A relatively unknown author has hit the New York Times Bestseller list by writing an erotic love story, originally based off of a few of my favorite characters. Which brings me to a sore spot and I don’t want to sound like a whiner but I’m going to whine a little bit when I say, “That’s not fair.” In one last excerpt:
“But the minute the fanfic writer starts to get paid for their fan fiction, it starts getting very murky indeed. If someone writes a new story using someone else’s characters, or their world-building, I would argue that’s theft. They are stealing the work it took to build that world and those characters and the book-selling value of those story elements. I would argue that, as exploitable commodities, these things belong to the original author. If the ‘inspiration’ they draw is less obvious, it’s less clearly theft, but for me as a writer, it would still be a no-go area.”
I couldn’t agree more. (Thanks Imelda, for removing the rock I’ve been living under.) To hear more, I suggest you visit http://imeldaevans.wordpress.com/2012/03/18/fifty-shades-of-grey-and-the-fanfic-question/ It’s a good read!

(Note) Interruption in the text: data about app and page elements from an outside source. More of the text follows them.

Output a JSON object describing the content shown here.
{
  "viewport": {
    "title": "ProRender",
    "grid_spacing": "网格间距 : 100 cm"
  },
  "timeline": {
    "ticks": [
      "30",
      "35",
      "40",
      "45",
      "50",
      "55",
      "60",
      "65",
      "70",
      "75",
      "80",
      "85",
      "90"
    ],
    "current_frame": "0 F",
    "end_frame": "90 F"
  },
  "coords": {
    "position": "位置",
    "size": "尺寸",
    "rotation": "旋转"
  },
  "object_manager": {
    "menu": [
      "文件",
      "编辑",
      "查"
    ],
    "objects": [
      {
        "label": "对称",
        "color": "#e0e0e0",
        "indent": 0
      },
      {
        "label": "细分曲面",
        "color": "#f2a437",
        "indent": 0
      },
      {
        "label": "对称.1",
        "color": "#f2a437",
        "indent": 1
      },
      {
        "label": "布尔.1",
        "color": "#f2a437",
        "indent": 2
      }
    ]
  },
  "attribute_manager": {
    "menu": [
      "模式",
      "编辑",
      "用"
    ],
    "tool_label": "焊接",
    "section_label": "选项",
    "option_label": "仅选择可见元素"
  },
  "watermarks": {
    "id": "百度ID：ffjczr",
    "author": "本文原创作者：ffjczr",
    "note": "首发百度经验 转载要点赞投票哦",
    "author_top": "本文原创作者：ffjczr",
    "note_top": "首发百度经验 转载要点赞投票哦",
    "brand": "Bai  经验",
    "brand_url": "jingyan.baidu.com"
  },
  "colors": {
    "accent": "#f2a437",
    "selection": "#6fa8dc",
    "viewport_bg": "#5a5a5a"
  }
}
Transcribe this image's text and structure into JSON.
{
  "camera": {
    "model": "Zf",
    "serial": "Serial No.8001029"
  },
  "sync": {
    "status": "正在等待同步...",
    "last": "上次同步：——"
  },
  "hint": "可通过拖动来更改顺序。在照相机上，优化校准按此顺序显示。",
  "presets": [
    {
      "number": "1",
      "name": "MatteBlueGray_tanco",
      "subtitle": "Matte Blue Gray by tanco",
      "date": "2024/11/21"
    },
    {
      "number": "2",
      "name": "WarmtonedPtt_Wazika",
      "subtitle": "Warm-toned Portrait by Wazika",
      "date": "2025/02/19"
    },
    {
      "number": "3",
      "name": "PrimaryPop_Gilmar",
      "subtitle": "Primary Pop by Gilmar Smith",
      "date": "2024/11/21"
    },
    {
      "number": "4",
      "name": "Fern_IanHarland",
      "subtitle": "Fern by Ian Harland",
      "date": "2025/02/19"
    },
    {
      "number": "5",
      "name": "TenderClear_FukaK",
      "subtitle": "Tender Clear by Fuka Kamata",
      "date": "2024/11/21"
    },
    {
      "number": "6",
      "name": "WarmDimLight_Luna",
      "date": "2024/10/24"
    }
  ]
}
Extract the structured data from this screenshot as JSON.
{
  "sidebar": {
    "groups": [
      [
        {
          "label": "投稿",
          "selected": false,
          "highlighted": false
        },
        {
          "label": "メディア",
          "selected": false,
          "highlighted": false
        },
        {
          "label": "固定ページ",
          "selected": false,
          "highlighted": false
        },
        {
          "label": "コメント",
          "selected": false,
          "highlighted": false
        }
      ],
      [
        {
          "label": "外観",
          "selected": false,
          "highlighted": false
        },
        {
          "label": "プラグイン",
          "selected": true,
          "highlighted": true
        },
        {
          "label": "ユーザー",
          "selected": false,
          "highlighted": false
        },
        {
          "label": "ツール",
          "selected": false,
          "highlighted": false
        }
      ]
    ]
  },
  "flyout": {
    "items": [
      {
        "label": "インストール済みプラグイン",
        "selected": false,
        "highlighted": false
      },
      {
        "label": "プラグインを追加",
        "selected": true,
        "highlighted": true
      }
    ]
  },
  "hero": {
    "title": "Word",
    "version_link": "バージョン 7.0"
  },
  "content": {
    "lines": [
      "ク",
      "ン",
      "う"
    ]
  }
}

So now where do I stand? How can I pass judgment on a book I haven’t even read? But as a writer who works hard to create a new world for my readers, how can I support such an author? I have come to the conclusion that I will not buy the book, but if the dirty deed has already been done by a friend or family member (you can remain anonymous), I would be willing to read your copy and give a review of my findings.
In the meantime, how do you feel about fan fic?